### What the exercise asks
Below are records. Find each line in them that holds the word "this" and copy it.

### Data

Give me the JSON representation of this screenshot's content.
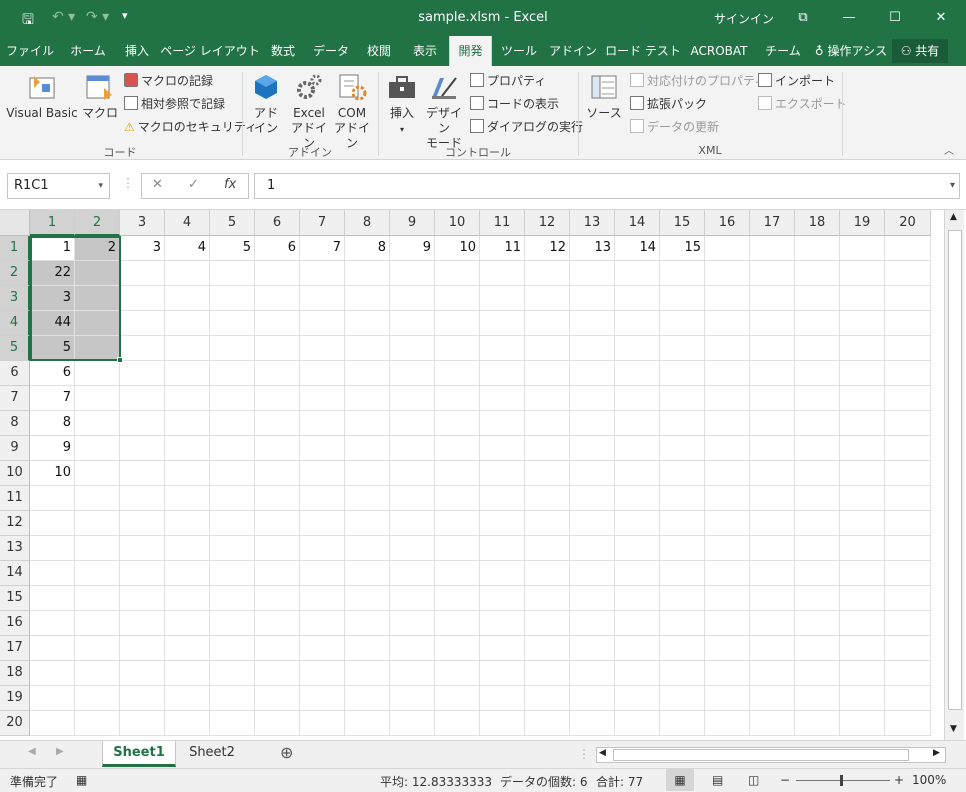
{
  "window": {
    "title": "sample.xlsm  -  Excel",
    "signin": "サインイン"
  },
  "ribbon_tabs": [
    "ファイル",
    "ホーム",
    "挿入",
    "ページ レイアウト",
    "数式",
    "データ",
    "校閲",
    "表示",
    "開発",
    "ツール",
    "アドイン",
    "ロード テスト",
    "ACROBAT",
    "チーム",
    "操作アシス"
  ],
  "share_label": "共有",
  "ribbon": {
    "code": {
      "visual_basic": "Visual Basic",
      "macro": "マクロ",
      "record": "マクロの記録",
      "relative": "相対参照で記録",
      "security": "マクロのセキュリティ",
      "label": "コード"
    },
    "addins": {
      "addin_1": "アド",
      "addin_2": "イン",
      "excel_1": "Excel",
      "excel_2": "アドイン",
      "com_1": "COM",
      "com_2": "アドイン",
      "label": "アドイン"
    },
    "controls": {
      "insert": "挿入",
      "design_1": "デザイン",
      "design_2": "モード",
      "properties": "プロパティ",
      "view_code": "コードの表示",
      "run_dialog": "ダイアログの実行",
      "label": "コントロール"
    },
    "xml": {
      "source": "ソース",
      "map_props": "対応付けのプロパティ",
      "expansion": "拡張パック",
      "refresh": "データの更新",
      "import": "インポート",
      "export": "エクスポート",
      "label": "XML"
    }
  },
  "formula_bar": {
    "name_box": "R1C1",
    "value": "1",
    "fx": "fx"
  },
  "grid": {
    "columns": [
      "1",
      "2",
      "3",
      "4",
      "5",
      "6",
      "7",
      "8",
      "9",
      "10",
      "11",
      "12",
      "13",
      "14",
      "15",
      "16",
      "17",
      "18",
      "19",
      "20"
    ],
    "rows": [
      "1",
      "2",
      "3",
      "4",
      "5",
      "6",
      "7",
      "8",
      "9",
      "10",
      "11",
      "12",
      "13",
      "14",
      "15",
      "16",
      "17",
      "18",
      "19",
      "20"
    ],
    "row1": [
      "1",
      "2",
      "3",
      "4",
      "5",
      "6",
      "7",
      "8",
      "9",
      "10",
      "11",
      "12",
      "13",
      "14",
      "15"
    ],
    "col1": [
      "1",
      "22",
      "3",
      "44",
      "5",
      "6",
      "7",
      "8",
      "9",
      "10"
    ]
  },
  "sheets": [
    "Sheet1",
    "Sheet2"
  ],
  "status": {
    "ready": "準備完了",
    "average": "平均: 12.83333333",
    "count": "データの個数: 6",
    "sum": "合計: 77",
    "zoom": "100%"
  }
}
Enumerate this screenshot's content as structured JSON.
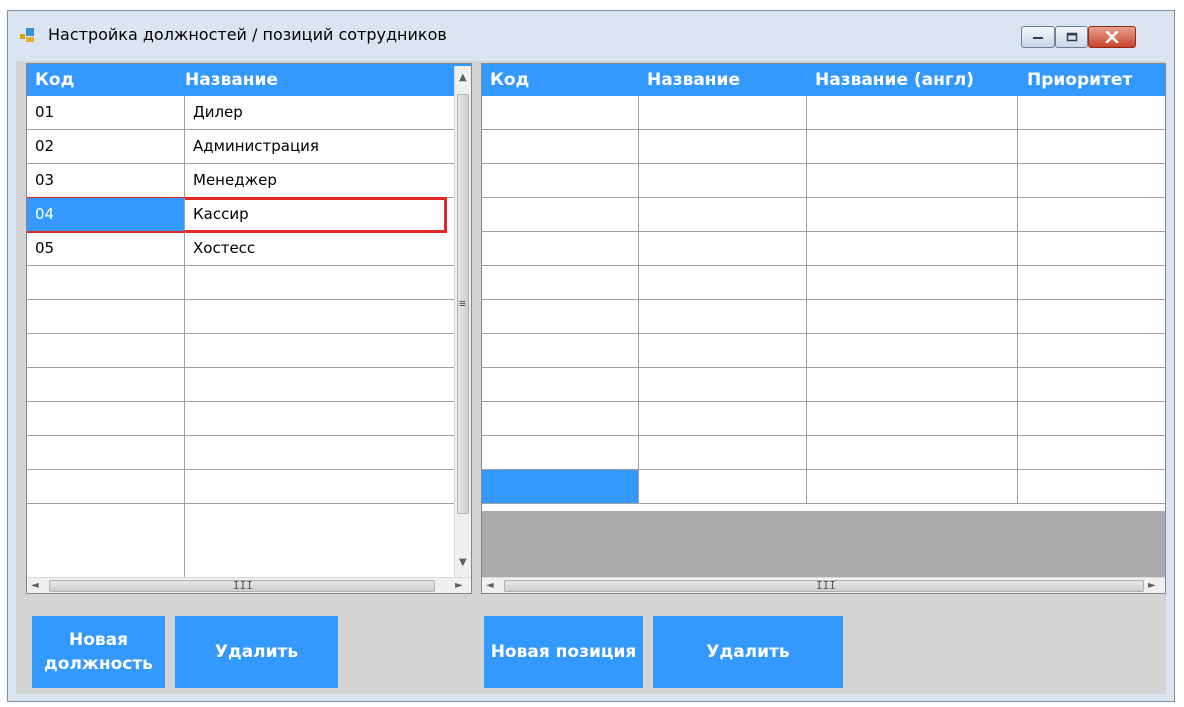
{
  "window": {
    "title": "Настройка должностей / позиций сотрудников",
    "minimize_icon": "minimize-icon",
    "maximize_icon": "maximize-icon",
    "close_icon": "close-icon"
  },
  "colors": {
    "header": "#3399ff",
    "selection": "#3399ff",
    "highlight_border": "#e52727",
    "button": "#3399ff"
  },
  "positions_grid": {
    "columns": [
      "Код",
      "Название"
    ],
    "rows": [
      {
        "code": "01",
        "name": "Дилер"
      },
      {
        "code": "02",
        "name": "Администрация"
      },
      {
        "code": "03",
        "name": "Менеджер"
      },
      {
        "code": "04",
        "name": "Кассир",
        "selected": true
      },
      {
        "code": "05",
        "name": "Хостесс"
      }
    ],
    "empty_rows": 7,
    "scroll_grip": "≡",
    "h_grip": "III"
  },
  "roles_grid": {
    "columns": [
      "Код",
      "Название",
      "Название (англ)",
      "Приоритет"
    ],
    "empty_rows": 11,
    "h_grip": "III"
  },
  "buttons": {
    "new_position": "Новая должность",
    "delete_left": "Удалить",
    "new_role": "Новая позиция",
    "delete_right": "Удалить"
  }
}
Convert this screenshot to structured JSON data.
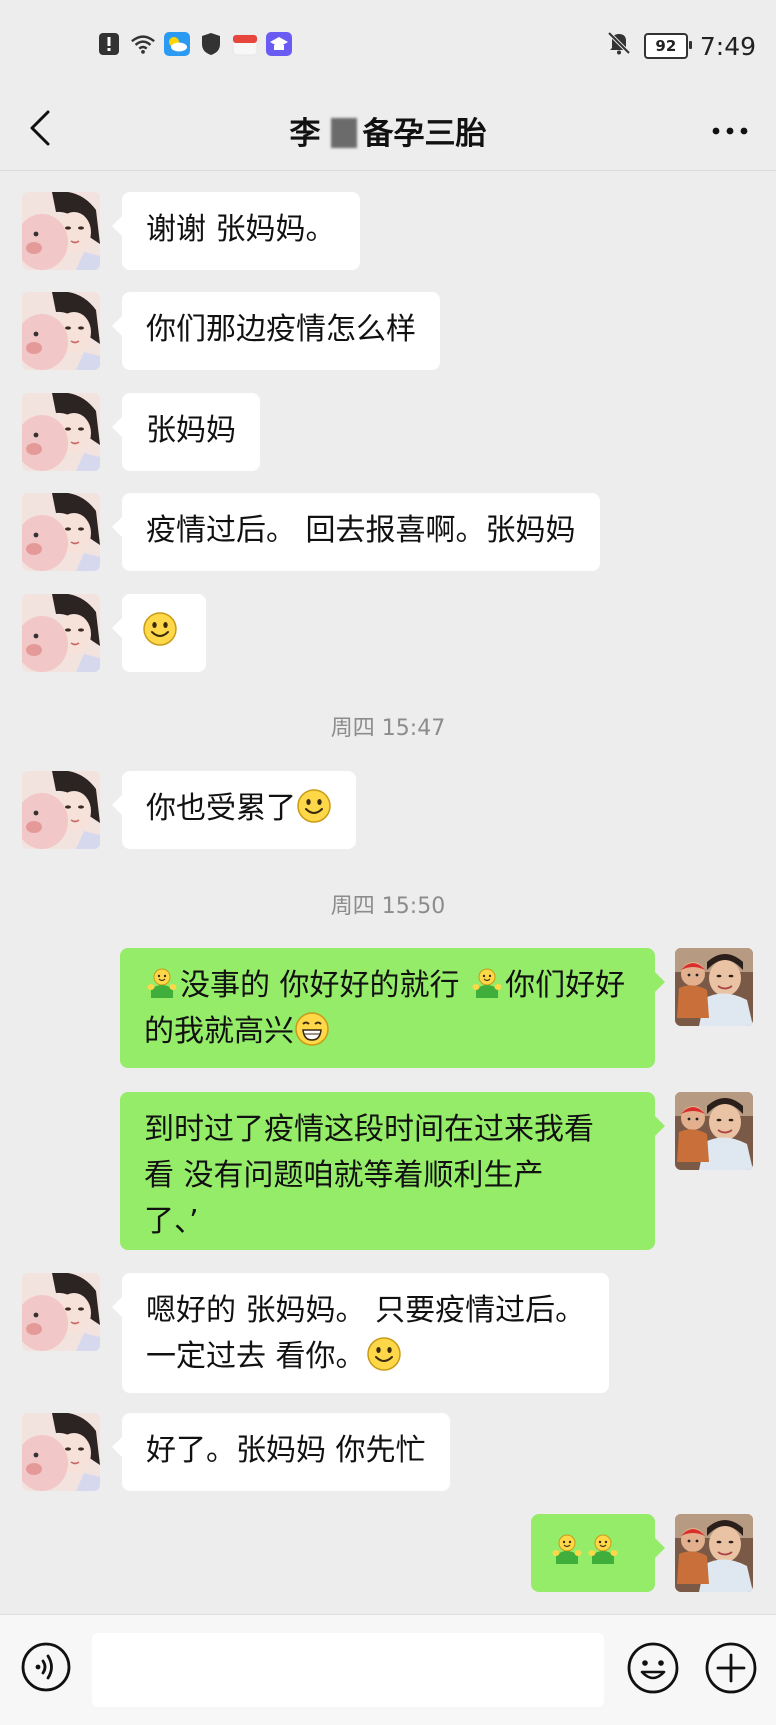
{
  "status_bar": {
    "battery_level": "92",
    "time": "7:49",
    "icons": [
      "alert-icon",
      "wifi-icon",
      "weather-app-icon",
      "shield-icon",
      "gift-app-icon",
      "education-app-icon",
      "mute-bell-icon",
      "battery-icon"
    ]
  },
  "header": {
    "title_prefix": "李",
    "title_suffix": "备孕三胎",
    "back_icon": "chevron-left-icon",
    "more_icon": "more-dots-icon"
  },
  "messages": [
    {
      "from": "contact",
      "text": "谢谢 张妈妈。"
    },
    {
      "from": "contact",
      "text": "你们那边疫情怎么样"
    },
    {
      "from": "contact",
      "text": "张妈妈"
    },
    {
      "from": "contact",
      "text": "疫情过后。 回去报喜啊。张妈妈"
    },
    {
      "from": "contact",
      "emoji": "smile-emoji"
    },
    {
      "timestamp": "周四 15:47"
    },
    {
      "from": "contact",
      "text": "你也受累了",
      "emoji": "smile-emoji"
    },
    {
      "timestamp": "周四 15:50"
    },
    {
      "from": "me",
      "part1": "没事的 你好好的就行 ",
      "part2": "你们好好的我就高兴",
      "emojis": [
        "hug-emoji",
        "hug-emoji",
        "grin-emoji"
      ]
    },
    {
      "from": "me",
      "line1": "到时过了疫情这段时间在过来我看",
      "line2": "看 没有问题咱就等着顺利生产",
      "line3": "了、’"
    },
    {
      "from": "contact",
      "line1": "嗯好的 张妈妈。 只要疫情过后。",
      "line2": "一定过去 看你。",
      "emoji": "smile-emoji"
    },
    {
      "from": "contact",
      "text": "好了。张妈妈 你先忙"
    },
    {
      "from": "me",
      "emojis": [
        "hug-emoji",
        "hug-emoji"
      ]
    }
  ],
  "input_bar": {
    "voice_icon": "voice-icon",
    "input_value": "",
    "emoji_icon": "emoji-icon",
    "plus_icon": "plus-icon"
  },
  "colors": {
    "background": "#ededed",
    "outgoing_bubble": "#95ec69",
    "incoming_bubble": "#ffffff",
    "timestamp_text": "#8c8c8c"
  }
}
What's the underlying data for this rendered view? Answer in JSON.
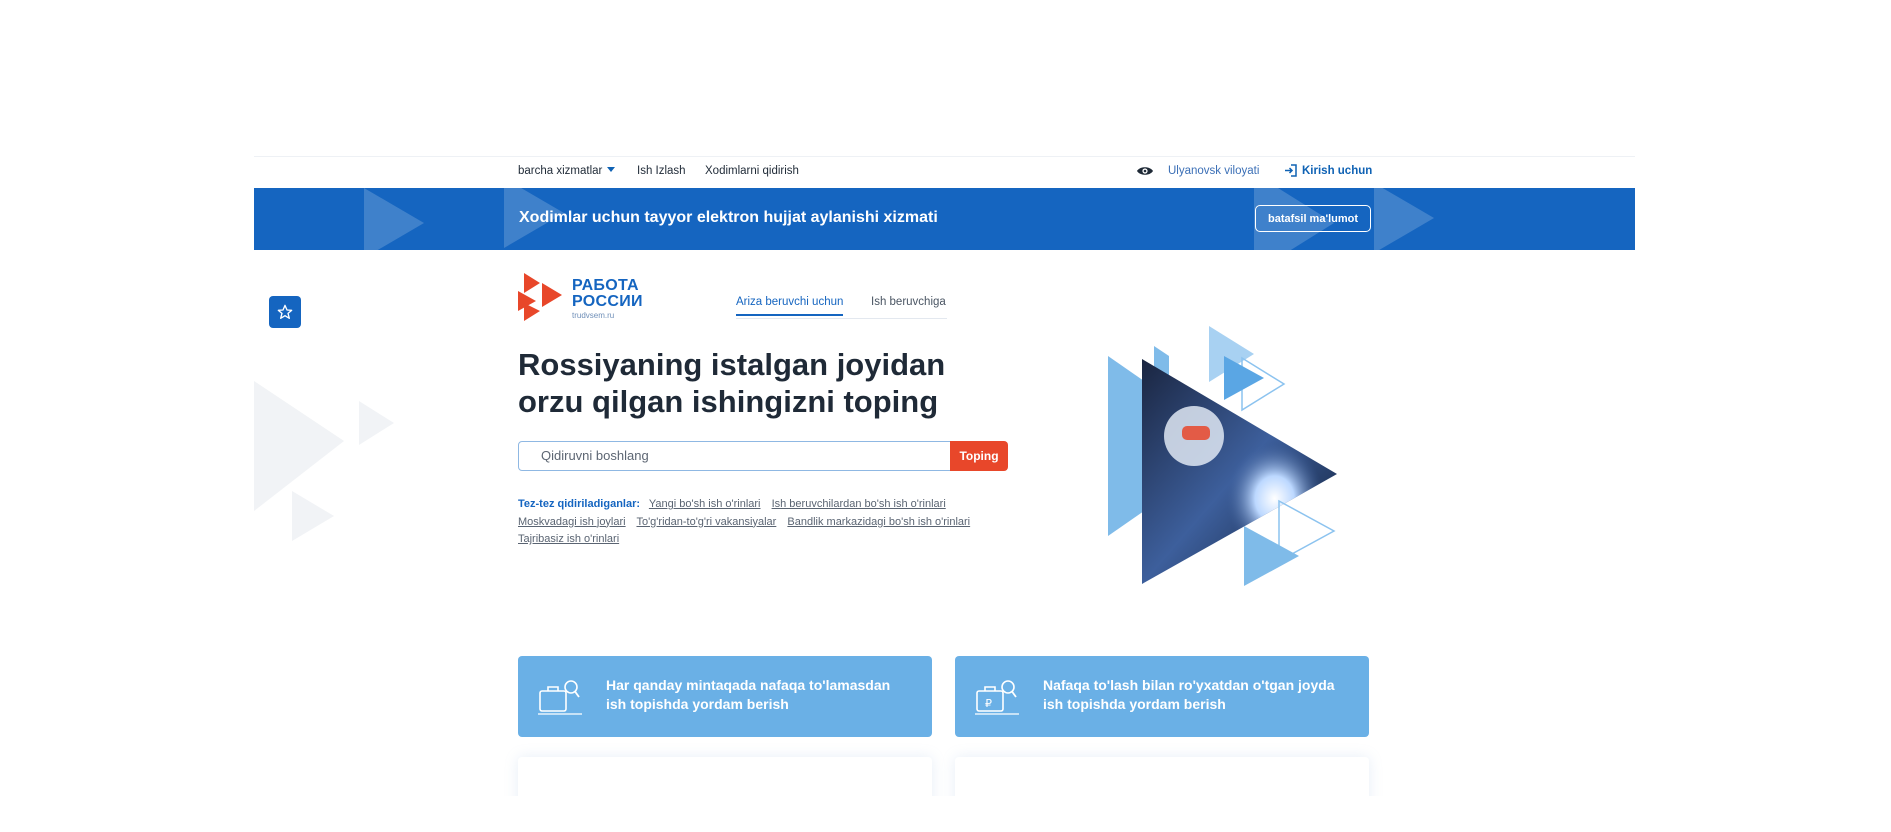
{
  "topbar": {
    "all_services": "barcha xizmatlar",
    "job_search": "Ish Izlash",
    "employee_search": "Xodimlarni qidirish",
    "region": "Ulyanovsk viloyati",
    "login": "Kirish uchun"
  },
  "banner": {
    "text": "Xodimlar uchun tayyor elektron hujjat aylanishi xizmati",
    "button": "batafsil ma'lumot",
    "color": "#1565c0"
  },
  "logo": {
    "line1": "РАБОТА",
    "line2": "РОССИИ",
    "site": "trudvsem.ru"
  },
  "tabs": [
    {
      "label": "Ariza beruvchi uchun",
      "active": true
    },
    {
      "label": "Ish beruvchiga",
      "active": false
    }
  ],
  "hero": {
    "line1": "Rossiyaning istalgan joyidan",
    "line2": "orzu qilgan ishingizni toping"
  },
  "search": {
    "placeholder": "Qidiruvni boshlang",
    "button": "Toping"
  },
  "frequent": {
    "label": "Tez-tez qidiriladiganlar:",
    "links": [
      "Yangi bo'sh ish o'rinlari",
      "Ish beruvchilardan bo'sh ish o'rinlari",
      "Moskvadagi ish joylari",
      "To'g'ridan-to'g'ri vakansiyalar",
      "Bandlik markazidagi bo'sh ish o'rinlari",
      "Tajribasiz ish o'rinlari"
    ]
  },
  "cards": [
    {
      "text": "Har qanday mintaqada nafaqa to'lamasdan ish topishda yordam berish",
      "icon": "briefcase-search-icon"
    },
    {
      "text": "Nafaqa to'lash bilan ro'yxatdan o'tgan joyda ish topishda yordam berish",
      "icon": "briefcase-ruble-search-icon"
    }
  ],
  "colors": {
    "accent": "#1565c0",
    "action": "#e8472a",
    "card": "#6ab0e6"
  }
}
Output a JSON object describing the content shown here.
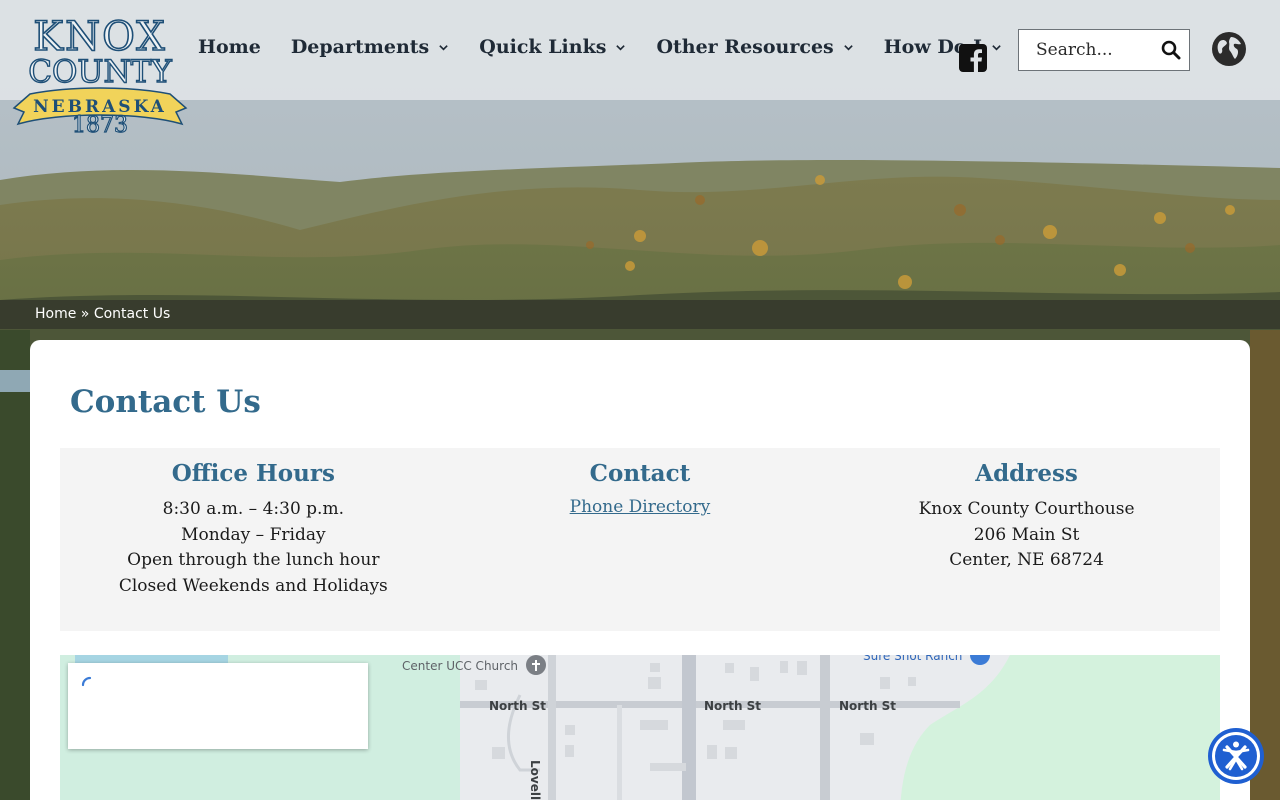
{
  "header": {
    "logo": {
      "line1": "KNOX",
      "line2": "COUNTY",
      "ribbon": "NEBRASKA",
      "year": "1873"
    },
    "nav": [
      {
        "label": "Home",
        "has_dropdown": false
      },
      {
        "label": "Departments",
        "has_dropdown": true
      },
      {
        "label": "Quick Links",
        "has_dropdown": true
      },
      {
        "label": "Other Resources",
        "has_dropdown": true
      },
      {
        "label": "How Do I",
        "has_dropdown": true
      }
    ],
    "social_icon": "facebook-icon",
    "search": {
      "placeholder": "Search..."
    },
    "language_icon": "globe-icon"
  },
  "breadcrumb": {
    "home": "Home",
    "separator": "»",
    "current": "Contact Us"
  },
  "page": {
    "title": "Contact Us",
    "office_hours": {
      "heading": "Office Hours",
      "lines": [
        "8:30 a.m. – 4:30 p.m.",
        "Monday – Friday",
        "Open through the lunch hour",
        "Closed Weekends and Holidays"
      ]
    },
    "contact": {
      "heading": "Contact",
      "link": "Phone Directory"
    },
    "address": {
      "heading": "Address",
      "lines": [
        "Knox County Courthouse",
        "206 Main St",
        "Center, NE 68724"
      ]
    }
  },
  "map": {
    "labels": {
      "church": "Center UCC Church",
      "ranch": "Sure Shot Ranch",
      "street1": "North St",
      "street2": "North St",
      "street3": "North St",
      "street4": "Lovell St"
    }
  },
  "colors": {
    "accent": "#336a8c",
    "header_bg": "#dee2e5",
    "logo_ribbon": "#f1d35a",
    "accessibility": "#1f5fd1"
  }
}
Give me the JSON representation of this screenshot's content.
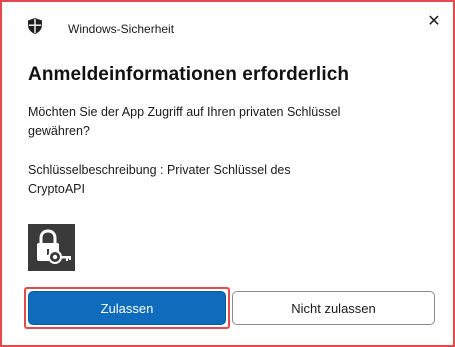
{
  "window": {
    "title": "Windows-Sicherheit",
    "close_symbol": "✕",
    "app_icon": "shield-icon"
  },
  "dialog": {
    "heading": "Anmeldeinformationen erforderlich",
    "message_line1": "Möchten Sie der App Zugriff auf Ihren privaten Schlüssel",
    "message_line2": "gewähren?",
    "description_line1": "Schlüsselbeschreibung  : Privater Schlüssel des",
    "description_line2": "CryptoAPI",
    "credential_icon": "lock-key-icon"
  },
  "buttons": {
    "allow_label": "Zulassen",
    "deny_label": "Nicht zulassen"
  },
  "colors": {
    "accent": "#0f6cbd",
    "highlight": "#e5484d",
    "tile": "#3a3a3a"
  }
}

### Expected answer
Give me the JSON representation of this screenshot's content.
Enumerate this screenshot's content as structured JSON.
Convert this screenshot to structured JSON data.
What's the underlying data for this rendered view? Answer in JSON.
Give me the JSON representation of this screenshot's content.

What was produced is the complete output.